In India, women do not make up a large part of the workforce. They make up only 26% of the workforce, and they contribute 17% to the gross domestic product of the Country.
Because of this, their contribution to the Indian economy is little, compared to the contribution by men.
However, it is a known fact that women play a greater role at home, especially when it comes to ensuring that the family enjoys well-prepared meals, washed down with clean and safe drinking water.
In order to obtain clean and safe drinking water, most women, especially in the rural areas, have to go miles, on a daily basis, to obtain water. Thus, a lack of this basic amenity affects women the most.
To curb this problem, the need for small water enterprises which provide clean, and safe drinking water, arose.
In view of this, the Safe Water Network India (SWNI) programme was initiated. This non-profit programme provides a platform for women to become water entrepreneurs.
Small water enterprises (SWEs), that are constituted to provide safe drinking water, can free women from collecting water and thus free them so that they can focus and pursue education and employment opportunities, according to the report.
The pilot programme carried out by the SWNI’s iJal Women’s Empowerment Programme in Medak district of Telangana, promoted female entrepreneurship. District self-help groups (SHGs) were expanded and linked to a new source of income. And the community was provided with access to safe, reliable, and affordable water supply.
The Safe Water Network India (SWNI), along with USAID, authored and released a Report at the World Water Week organized by the Stockholm International Water Institute in the Swedish Capital on 29th August 2019.

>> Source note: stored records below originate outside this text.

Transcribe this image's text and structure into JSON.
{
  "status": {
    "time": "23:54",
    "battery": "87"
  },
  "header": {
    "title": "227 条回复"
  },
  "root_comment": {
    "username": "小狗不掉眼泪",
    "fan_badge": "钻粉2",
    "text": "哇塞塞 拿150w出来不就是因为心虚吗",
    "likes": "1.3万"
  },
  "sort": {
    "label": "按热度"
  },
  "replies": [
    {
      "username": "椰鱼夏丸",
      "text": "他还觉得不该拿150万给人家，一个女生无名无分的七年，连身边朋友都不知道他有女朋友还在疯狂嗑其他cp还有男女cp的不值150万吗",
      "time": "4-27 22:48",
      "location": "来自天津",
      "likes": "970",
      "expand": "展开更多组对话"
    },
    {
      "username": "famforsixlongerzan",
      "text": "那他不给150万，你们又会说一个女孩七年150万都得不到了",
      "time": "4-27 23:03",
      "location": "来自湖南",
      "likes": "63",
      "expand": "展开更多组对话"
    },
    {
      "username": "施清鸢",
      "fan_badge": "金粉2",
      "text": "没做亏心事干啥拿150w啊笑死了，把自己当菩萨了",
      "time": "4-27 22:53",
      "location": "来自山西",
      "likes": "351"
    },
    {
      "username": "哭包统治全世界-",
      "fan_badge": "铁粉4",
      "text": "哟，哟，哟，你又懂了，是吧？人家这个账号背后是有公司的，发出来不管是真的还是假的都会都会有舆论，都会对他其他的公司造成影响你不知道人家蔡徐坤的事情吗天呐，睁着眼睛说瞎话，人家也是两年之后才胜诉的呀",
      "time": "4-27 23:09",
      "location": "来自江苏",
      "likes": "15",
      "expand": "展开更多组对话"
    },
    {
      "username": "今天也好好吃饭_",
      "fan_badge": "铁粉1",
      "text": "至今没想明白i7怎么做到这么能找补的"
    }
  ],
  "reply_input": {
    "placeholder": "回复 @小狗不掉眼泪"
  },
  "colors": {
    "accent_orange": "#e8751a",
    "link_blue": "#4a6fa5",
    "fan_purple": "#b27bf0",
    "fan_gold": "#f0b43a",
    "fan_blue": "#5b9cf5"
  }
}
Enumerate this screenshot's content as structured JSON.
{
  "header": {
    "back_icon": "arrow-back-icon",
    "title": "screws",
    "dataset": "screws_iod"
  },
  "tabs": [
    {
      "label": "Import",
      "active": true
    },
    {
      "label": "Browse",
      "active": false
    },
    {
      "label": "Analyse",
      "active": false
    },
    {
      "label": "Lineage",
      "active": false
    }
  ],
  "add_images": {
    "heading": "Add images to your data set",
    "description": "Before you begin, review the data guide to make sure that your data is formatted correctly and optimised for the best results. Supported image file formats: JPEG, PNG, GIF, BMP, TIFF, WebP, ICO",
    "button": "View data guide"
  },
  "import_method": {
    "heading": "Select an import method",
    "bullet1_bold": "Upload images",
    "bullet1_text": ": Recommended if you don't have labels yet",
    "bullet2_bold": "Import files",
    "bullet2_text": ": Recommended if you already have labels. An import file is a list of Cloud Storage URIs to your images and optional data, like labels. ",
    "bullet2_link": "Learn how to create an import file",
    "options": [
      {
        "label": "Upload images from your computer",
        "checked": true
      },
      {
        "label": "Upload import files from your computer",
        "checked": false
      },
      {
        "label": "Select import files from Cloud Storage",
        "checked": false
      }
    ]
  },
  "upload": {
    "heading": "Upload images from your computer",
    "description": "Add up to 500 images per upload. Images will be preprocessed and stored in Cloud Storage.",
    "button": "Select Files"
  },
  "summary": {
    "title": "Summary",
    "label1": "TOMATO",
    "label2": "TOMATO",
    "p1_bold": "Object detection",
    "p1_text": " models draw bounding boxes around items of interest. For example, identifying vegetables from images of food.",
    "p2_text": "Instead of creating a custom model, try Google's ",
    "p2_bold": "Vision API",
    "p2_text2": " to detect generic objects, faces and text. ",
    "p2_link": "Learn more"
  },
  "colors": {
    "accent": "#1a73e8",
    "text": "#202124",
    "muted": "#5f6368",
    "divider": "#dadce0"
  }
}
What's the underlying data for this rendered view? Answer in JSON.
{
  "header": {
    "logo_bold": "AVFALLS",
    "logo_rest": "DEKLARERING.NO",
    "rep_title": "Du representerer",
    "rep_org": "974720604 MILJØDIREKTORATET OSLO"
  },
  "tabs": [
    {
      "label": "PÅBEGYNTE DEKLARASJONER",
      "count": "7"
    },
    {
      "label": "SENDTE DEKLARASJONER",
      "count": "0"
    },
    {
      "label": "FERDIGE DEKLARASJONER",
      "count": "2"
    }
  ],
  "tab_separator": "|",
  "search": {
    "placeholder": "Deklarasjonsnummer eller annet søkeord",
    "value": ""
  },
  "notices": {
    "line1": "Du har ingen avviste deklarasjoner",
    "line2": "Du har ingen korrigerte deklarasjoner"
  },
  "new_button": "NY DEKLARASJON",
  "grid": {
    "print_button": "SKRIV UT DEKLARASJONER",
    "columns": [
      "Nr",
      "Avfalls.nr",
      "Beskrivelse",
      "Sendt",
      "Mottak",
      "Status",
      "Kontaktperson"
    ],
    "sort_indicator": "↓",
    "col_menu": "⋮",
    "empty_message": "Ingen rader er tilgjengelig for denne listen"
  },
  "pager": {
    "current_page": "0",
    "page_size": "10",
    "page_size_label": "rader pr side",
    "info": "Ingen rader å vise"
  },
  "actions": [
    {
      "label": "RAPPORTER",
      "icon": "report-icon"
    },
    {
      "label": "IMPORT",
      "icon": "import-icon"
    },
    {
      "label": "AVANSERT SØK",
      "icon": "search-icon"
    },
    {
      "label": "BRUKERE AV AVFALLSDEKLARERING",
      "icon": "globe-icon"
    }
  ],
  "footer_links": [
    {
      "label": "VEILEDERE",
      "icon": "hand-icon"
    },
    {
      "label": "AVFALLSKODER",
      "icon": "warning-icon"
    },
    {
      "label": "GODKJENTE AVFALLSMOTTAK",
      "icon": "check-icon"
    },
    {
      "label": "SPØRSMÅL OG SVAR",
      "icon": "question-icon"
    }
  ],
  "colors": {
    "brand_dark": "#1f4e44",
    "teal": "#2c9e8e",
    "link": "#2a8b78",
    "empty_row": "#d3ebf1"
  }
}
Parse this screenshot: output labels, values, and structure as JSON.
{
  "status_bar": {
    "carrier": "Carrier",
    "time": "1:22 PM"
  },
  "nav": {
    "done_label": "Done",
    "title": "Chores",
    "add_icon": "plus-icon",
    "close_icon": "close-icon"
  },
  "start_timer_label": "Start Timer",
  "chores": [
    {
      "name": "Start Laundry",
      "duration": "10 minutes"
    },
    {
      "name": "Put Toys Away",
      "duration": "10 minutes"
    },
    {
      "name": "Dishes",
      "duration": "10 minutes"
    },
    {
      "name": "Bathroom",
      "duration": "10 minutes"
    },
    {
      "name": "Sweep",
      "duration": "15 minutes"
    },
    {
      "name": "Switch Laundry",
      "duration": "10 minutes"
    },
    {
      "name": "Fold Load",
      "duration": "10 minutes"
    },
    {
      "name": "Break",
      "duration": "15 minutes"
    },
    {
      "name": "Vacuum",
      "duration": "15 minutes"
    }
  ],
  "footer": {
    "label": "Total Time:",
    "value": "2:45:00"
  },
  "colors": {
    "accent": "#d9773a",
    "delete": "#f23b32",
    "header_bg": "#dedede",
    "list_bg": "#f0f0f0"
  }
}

The report clearly highlighted the success of the SWNI’s iJal Women’s Empowerment Programme carried out in the Medak district of Telangana.
According to the report, within 14 months of the program, the SWNI had successfully created 49 self-help groups, which were actively managing stations in SWNI’s operation in Medak. The water stations were providing safe water to over 1.5 lakh people.
Many women have been empowered to become water entrepreneurs, rather than water carriers. Thus, through this programme, women have been given the opportunity and capacity to be actively involved in the iJal value chain.